• _Try it_: Only a number is expected here: the count of lines in the data that contain "this".

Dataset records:
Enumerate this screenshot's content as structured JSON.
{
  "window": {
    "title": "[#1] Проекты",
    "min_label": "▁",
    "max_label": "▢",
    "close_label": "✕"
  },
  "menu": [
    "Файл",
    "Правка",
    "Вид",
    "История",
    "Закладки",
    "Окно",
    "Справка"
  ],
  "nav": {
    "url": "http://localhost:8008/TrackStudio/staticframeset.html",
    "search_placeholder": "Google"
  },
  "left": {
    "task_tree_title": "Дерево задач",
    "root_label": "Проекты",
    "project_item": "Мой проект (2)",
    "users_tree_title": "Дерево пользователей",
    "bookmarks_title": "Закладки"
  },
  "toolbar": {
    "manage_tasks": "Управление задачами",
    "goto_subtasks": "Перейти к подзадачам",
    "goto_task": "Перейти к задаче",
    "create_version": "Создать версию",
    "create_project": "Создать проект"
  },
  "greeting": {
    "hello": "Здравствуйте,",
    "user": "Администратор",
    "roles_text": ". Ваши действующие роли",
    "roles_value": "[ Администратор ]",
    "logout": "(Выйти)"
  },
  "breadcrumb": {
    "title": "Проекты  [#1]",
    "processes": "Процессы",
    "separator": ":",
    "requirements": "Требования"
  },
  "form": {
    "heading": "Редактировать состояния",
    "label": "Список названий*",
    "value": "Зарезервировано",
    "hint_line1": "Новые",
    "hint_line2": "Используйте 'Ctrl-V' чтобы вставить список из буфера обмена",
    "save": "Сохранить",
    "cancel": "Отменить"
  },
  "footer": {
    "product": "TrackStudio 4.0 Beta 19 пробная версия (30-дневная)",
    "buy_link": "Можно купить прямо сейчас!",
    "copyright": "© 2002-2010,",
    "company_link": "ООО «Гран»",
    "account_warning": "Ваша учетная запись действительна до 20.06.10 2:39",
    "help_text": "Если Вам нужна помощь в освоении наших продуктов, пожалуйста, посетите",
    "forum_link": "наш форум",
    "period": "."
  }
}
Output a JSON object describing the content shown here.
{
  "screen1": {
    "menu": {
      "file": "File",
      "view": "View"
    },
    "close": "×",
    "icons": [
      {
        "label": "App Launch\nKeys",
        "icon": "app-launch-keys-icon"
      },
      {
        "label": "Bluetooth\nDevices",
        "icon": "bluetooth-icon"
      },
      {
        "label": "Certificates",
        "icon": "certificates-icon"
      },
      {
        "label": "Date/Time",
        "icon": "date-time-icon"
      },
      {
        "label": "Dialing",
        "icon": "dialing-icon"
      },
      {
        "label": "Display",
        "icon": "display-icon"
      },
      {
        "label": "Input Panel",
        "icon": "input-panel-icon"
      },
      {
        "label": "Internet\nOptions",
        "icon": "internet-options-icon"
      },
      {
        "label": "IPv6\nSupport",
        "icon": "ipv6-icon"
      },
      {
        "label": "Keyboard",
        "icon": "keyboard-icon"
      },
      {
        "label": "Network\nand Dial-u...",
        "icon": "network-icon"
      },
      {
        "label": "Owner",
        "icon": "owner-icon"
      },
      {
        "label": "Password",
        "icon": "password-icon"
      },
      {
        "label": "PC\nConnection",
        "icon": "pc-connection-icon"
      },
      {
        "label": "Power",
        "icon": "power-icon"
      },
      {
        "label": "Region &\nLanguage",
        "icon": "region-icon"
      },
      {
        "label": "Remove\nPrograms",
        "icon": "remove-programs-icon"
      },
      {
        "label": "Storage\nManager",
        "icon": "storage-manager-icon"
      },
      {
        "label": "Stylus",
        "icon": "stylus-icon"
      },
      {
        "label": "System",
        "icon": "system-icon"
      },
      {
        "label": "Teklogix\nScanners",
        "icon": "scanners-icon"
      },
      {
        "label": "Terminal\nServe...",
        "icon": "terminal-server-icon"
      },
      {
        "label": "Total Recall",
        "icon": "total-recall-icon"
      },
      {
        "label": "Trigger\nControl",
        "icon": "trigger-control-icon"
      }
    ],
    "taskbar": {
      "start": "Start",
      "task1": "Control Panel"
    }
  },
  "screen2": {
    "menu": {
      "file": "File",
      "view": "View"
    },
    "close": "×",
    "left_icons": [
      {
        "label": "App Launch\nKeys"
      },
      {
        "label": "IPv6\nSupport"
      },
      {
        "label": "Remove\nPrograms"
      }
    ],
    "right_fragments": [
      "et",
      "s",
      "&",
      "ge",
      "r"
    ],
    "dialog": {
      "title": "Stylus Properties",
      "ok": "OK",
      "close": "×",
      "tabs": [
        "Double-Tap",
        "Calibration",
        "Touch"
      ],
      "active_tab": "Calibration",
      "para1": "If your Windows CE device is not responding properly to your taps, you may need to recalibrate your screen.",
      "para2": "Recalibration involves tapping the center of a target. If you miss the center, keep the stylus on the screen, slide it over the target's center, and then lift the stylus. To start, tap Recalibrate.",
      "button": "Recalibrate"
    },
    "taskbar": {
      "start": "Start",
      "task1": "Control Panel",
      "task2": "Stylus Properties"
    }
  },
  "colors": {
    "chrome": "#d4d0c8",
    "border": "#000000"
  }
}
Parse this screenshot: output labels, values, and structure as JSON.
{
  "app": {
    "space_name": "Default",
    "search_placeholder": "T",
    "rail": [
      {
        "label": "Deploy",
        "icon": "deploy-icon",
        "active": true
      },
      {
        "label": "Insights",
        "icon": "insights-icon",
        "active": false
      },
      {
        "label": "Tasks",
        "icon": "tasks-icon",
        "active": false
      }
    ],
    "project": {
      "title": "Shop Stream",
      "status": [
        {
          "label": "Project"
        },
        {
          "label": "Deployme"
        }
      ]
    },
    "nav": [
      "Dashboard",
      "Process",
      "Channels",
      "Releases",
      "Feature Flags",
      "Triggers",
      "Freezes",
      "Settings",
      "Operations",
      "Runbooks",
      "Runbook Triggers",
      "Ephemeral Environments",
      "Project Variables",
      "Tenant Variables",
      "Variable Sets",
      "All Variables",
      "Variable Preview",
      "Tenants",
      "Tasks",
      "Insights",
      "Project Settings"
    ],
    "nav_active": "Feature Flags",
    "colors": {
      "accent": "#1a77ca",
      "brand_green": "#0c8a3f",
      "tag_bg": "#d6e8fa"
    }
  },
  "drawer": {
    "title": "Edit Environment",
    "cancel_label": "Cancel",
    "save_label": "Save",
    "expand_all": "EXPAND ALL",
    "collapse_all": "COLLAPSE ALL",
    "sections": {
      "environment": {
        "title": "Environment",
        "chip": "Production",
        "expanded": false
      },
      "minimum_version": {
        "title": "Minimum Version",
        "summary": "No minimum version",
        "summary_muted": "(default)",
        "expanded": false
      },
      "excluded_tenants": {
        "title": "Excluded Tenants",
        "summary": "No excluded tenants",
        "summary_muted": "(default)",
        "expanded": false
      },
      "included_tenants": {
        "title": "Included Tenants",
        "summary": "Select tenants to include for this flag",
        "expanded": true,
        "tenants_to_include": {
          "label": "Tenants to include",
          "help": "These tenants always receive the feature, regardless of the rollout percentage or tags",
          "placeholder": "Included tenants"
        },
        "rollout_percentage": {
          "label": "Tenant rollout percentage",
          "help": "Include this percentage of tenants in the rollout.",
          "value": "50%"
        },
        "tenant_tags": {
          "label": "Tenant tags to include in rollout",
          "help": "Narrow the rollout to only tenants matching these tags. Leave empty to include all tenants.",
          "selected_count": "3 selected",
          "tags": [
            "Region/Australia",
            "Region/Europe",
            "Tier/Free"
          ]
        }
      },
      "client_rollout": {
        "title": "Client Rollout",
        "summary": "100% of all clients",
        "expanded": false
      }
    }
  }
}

• _Reply to the exercise_: 4